The Washington Post reports on the significant backlog of passport applications:
The demand soared at the beginning of the year, as travelers sought to comply with a new rule requiring passports for all U.S. citizens flying within the Western Hemisphere.
And that demand has created a backlog of about 500,000 applications that have been pending for more than 12 weeks, spawning complaints by travelers who saw their trips in jeopardy. It also highlighted once again how post-Sept. 11 laws ripple from Capitol Hill across the country.
To ease the strain, the requirement was modified June 8, allowing those who have applied for, but not received, passports to reenter using other documents.
Harty's "not happy" with processing times, which are running from 10 to 12 weeks, instead of the usual six to eight. "The notion of customer service is a sacred part of what we do, and part of a long and very proud tradition," she said...

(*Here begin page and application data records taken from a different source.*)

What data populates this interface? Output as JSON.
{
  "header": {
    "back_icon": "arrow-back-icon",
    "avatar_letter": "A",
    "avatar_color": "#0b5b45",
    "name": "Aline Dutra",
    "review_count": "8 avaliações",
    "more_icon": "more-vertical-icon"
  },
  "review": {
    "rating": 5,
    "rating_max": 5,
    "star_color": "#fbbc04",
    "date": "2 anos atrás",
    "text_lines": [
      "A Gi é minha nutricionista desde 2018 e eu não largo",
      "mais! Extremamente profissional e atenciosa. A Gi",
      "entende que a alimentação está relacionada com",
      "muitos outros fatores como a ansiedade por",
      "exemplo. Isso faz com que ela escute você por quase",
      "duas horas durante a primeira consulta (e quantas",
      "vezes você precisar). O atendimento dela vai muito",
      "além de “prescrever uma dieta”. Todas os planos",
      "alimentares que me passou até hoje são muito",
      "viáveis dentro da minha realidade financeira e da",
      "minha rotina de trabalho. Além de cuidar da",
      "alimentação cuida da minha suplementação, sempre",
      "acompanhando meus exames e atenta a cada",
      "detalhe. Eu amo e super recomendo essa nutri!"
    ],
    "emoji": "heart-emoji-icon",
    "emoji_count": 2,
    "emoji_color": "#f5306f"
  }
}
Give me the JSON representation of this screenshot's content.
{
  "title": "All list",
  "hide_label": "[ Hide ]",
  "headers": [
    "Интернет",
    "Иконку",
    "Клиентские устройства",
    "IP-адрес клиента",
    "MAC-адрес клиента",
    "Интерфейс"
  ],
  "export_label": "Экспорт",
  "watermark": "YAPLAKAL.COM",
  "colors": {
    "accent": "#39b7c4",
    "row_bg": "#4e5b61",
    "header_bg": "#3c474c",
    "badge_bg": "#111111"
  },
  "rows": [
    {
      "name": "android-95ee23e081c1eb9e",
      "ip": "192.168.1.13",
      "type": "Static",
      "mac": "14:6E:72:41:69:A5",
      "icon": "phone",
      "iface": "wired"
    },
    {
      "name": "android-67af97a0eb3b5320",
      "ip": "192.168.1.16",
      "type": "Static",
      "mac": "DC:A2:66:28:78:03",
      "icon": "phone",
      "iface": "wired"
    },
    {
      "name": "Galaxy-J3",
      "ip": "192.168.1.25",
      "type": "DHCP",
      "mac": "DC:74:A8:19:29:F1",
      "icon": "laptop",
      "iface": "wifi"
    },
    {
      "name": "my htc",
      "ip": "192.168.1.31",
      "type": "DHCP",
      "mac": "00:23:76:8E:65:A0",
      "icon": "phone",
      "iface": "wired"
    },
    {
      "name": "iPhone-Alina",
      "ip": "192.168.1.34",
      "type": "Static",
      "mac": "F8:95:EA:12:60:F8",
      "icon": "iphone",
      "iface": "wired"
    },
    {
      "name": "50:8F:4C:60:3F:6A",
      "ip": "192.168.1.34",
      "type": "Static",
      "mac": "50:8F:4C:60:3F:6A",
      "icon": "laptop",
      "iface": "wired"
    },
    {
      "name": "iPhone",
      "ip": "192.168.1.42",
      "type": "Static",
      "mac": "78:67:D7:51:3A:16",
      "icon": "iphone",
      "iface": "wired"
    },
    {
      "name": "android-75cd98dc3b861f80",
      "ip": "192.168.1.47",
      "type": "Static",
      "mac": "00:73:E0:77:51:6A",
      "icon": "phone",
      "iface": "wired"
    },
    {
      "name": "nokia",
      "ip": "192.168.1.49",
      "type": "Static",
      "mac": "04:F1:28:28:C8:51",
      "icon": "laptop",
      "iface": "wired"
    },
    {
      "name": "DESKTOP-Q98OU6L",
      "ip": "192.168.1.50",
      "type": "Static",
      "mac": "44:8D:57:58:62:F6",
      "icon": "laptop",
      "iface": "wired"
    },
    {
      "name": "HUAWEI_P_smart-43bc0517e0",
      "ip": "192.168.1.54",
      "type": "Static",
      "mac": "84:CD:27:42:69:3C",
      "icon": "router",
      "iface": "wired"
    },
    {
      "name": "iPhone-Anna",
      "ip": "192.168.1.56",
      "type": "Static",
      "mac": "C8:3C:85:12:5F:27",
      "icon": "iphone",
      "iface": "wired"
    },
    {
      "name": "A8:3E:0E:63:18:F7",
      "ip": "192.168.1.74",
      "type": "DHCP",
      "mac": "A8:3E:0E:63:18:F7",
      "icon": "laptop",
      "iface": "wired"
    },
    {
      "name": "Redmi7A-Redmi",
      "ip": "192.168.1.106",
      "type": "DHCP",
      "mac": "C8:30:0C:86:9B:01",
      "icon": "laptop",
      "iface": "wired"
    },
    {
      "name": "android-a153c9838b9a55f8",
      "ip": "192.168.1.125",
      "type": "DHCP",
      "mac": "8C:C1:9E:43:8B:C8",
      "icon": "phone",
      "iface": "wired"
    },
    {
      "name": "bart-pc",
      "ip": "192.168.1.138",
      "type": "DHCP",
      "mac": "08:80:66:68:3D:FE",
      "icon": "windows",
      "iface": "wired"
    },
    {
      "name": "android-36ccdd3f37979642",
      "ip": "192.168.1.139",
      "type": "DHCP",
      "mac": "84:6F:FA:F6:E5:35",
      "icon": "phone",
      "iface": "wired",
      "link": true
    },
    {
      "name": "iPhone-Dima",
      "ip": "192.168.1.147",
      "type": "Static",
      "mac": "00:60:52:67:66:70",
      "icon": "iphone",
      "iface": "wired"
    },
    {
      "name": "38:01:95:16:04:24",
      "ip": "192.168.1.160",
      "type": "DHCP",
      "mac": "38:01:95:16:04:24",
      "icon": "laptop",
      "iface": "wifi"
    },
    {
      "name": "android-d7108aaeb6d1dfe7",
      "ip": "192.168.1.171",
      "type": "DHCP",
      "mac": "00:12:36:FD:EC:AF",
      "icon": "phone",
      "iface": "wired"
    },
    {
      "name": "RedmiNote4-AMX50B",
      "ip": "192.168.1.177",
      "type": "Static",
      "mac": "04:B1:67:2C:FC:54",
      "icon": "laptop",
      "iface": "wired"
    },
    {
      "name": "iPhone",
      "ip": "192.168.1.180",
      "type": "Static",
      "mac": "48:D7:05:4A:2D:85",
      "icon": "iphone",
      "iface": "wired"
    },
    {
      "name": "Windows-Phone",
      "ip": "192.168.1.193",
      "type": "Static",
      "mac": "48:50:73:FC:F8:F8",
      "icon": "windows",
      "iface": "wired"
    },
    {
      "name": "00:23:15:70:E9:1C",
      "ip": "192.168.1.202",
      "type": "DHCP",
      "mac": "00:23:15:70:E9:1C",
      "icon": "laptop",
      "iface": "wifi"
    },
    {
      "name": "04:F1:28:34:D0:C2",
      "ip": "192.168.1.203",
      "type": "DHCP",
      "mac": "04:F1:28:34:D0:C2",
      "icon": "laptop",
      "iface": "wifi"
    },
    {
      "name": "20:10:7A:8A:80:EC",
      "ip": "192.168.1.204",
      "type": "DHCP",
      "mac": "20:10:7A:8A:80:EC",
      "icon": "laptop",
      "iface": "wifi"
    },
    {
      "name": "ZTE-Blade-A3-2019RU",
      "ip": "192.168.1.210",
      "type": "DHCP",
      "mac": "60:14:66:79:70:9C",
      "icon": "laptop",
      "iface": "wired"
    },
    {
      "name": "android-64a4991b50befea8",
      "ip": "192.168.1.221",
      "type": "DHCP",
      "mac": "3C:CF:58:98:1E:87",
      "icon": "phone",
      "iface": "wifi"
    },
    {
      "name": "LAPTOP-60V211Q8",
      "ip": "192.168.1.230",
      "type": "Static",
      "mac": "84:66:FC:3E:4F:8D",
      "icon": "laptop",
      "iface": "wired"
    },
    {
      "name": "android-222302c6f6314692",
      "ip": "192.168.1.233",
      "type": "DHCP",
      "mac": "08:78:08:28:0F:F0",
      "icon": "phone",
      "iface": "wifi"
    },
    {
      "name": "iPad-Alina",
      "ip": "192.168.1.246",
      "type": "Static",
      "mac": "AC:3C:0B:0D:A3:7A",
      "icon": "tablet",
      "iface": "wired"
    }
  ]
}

Travelers can go to http://www.travel.state.gov and print out proof of their application. Entry rules to countries vary, however, and travelers may also look up those requirements on the Web site.
I think people are starting to become aware of the problem. That's good, because not having a passport has become a major impediment to travel abroad.
And Government Executive says that things aren't likely to get better in the near future. That's because next year you'll need a passport for land and sea travel to Mexico, Canada, Bermuda and the Caribbean:
The State Department may be overwhelmed trying to process the new applications that have rolled in due to regulations requiring passports for air travel to Mexico, Canada, Bermuda or the Caribbean, but the Homeland Security Department says that shouldn't tempt Congress to delay rules scheduled to go into effect starting next year that also would require passports for land and sea travel to these destinations. A growing move in Congress to delay the land and sea requirement "is just simply not acceptable to us," DHS spokesman Russ Knocke tells USA Today. Right now, he notes, border agents have to examine up to 8,000 different forms of identification that people can present when trying to get into the country.
More info here as well.